Formerly, in the area where the Church of Santa Maria della Rocca now stands, there was a Longobard-era castle with a small church attached.
In 1039, the castle and the small church were donated to the Abbey of Farfa and came into the possession of the Benedictine monks.
As an epigraph testifies, work was carried out in 1330 to demolish the castle and build a larger church.
The older church was incorporated within the new one, thus creating side corridors that are currently visible in the crypt, one of which was used as a burial area from the 16th century onwards.
Inside the crypt, which spans the entire area of the upper floor, there are numerous brick columns with chamfered capitals at the corners supporting pointed and rounded arches.
Part of the frescoes, attributed to the Master of Offida, depicting the cycles of St Catherine of Alexandria, St Lucy and several other Saints and Virgins on the Throne are still preserved.
The single-nave upper church has traces of frescoes that once completely covered the walls. Well-preserved are those in the apse basin depicting prophets, musician angels and holy virgins, the work of the Milanese master Ugolino di Vanne.

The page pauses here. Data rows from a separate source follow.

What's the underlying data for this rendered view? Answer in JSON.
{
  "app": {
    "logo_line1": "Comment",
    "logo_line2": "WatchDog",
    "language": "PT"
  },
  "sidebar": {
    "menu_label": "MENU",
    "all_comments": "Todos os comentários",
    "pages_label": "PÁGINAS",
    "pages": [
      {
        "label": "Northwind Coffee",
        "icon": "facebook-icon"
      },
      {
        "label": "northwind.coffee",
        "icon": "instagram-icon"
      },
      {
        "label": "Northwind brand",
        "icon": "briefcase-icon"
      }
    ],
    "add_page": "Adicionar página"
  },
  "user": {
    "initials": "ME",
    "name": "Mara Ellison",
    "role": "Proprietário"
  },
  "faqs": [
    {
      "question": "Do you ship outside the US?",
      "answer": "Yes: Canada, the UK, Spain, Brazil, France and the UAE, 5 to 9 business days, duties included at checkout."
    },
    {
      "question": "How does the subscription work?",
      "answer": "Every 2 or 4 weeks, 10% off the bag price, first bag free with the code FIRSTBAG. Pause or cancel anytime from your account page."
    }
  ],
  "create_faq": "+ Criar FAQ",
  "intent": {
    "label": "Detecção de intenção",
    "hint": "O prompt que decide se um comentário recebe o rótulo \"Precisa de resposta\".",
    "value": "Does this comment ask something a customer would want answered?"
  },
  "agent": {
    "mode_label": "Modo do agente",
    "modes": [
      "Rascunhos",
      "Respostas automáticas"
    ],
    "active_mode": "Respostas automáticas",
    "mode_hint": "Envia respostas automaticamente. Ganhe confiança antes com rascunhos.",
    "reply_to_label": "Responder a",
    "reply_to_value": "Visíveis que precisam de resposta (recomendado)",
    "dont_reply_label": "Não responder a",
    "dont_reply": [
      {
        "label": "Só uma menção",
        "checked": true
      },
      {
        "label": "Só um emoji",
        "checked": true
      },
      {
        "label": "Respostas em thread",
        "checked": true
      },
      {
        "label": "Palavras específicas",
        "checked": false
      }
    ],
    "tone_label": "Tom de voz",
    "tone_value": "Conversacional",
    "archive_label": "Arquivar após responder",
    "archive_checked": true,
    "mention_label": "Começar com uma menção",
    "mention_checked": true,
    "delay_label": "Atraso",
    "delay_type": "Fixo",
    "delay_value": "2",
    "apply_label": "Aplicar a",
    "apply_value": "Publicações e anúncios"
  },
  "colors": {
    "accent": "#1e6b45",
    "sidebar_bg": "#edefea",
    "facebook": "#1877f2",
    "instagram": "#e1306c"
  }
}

On the opposite side a Deposition, a Crucifixion and a Madonna and Child with Saint, the only fresco from the Renaissance period, attributed to Vincenzo Pagani.
Photo credit: Regione Marche